● **Problem requirements**
Your result will be the set of lines with "this", copied from the material below.

::::::::::

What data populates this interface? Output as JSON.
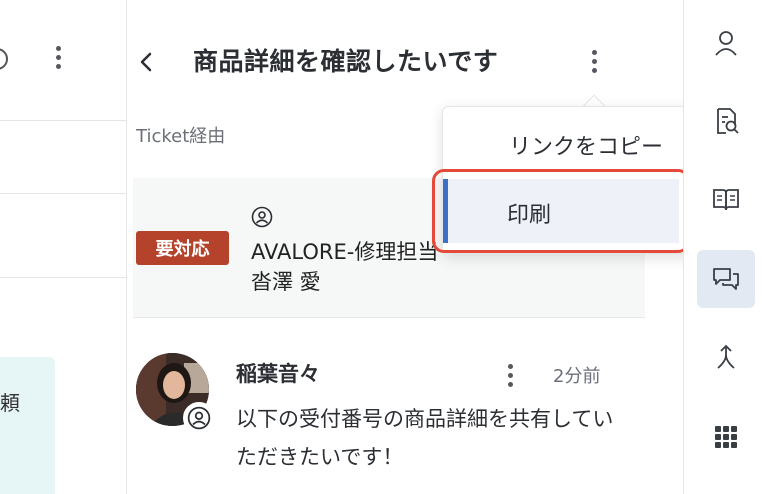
{
  "left_pane": {
    "card_text": "頼"
  },
  "header": {
    "title": "商品詳細を確認したいです"
  },
  "ticket": {
    "via_label": "Ticket経由",
    "status_badge": "要対応",
    "assignee_line1": "AVALORE-修理担当",
    "assignee_line2": "沓澤 愛"
  },
  "message": {
    "sender": "稲葉音々",
    "time": "2分前",
    "text": "以下の受付番号の商品詳細を共有していただきたいです！"
  },
  "menu": {
    "copy_link": "リンクをコピー",
    "print": "印刷"
  },
  "colors": {
    "badge": "#b5432c",
    "menu_selected_bar": "#3d6fc4",
    "highlight": "#e5493a",
    "active_nav": "#e3e9f2"
  },
  "right_bar": {
    "icons": [
      "person-icon",
      "document-search-icon",
      "book-icon",
      "chat-icon",
      "merge-icon",
      "apps-grid-icon"
    ],
    "active": "chat-icon"
  }
}
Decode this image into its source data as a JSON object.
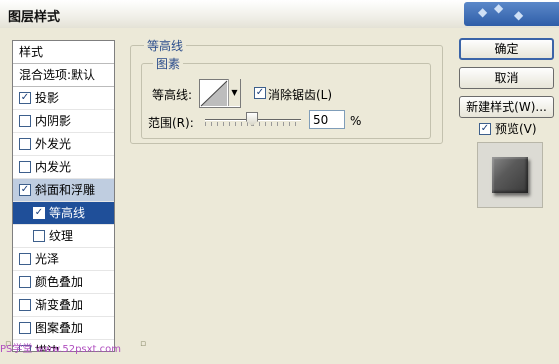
{
  "window": {
    "title": "图层样式"
  },
  "sidebar": {
    "header": "样式",
    "blend_options": "混合选项:默认",
    "items": [
      {
        "label": "投影",
        "checked": true
      },
      {
        "label": "内阴影",
        "checked": false
      },
      {
        "label": "外发光",
        "checked": false
      },
      {
        "label": "内发光",
        "checked": false
      },
      {
        "label": "斜面和浮雕",
        "checked": true,
        "selected": true
      },
      {
        "label": "等高线",
        "checked": true,
        "sub": true,
        "active": true
      },
      {
        "label": "纹理",
        "checked": false,
        "sub": true
      },
      {
        "label": "光泽",
        "checked": false
      },
      {
        "label": "颜色叠加",
        "checked": false
      },
      {
        "label": "渐变叠加",
        "checked": false
      },
      {
        "label": "图案叠加",
        "checked": false
      },
      {
        "label": "描边",
        "checked": false
      }
    ]
  },
  "panel": {
    "group_title": "等高线",
    "subgroup_title": "图素",
    "contour_label": "等高线:",
    "antialias_label": "消除锯齿(L)",
    "antialias_checked": true,
    "range_label": "范围(R):",
    "range_value": "50",
    "range_unit": "%"
  },
  "buttons": {
    "ok": "确定",
    "cancel": "取消",
    "new_style": "新建样式(W)...",
    "preview_label": "预览(V)",
    "preview_checked": true
  },
  "watermark": "PS学堂 www.52psxt.com"
}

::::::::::

● **Response**
What data populates this interface? Output as JSON.
Decode this image into its source data as a JSON object.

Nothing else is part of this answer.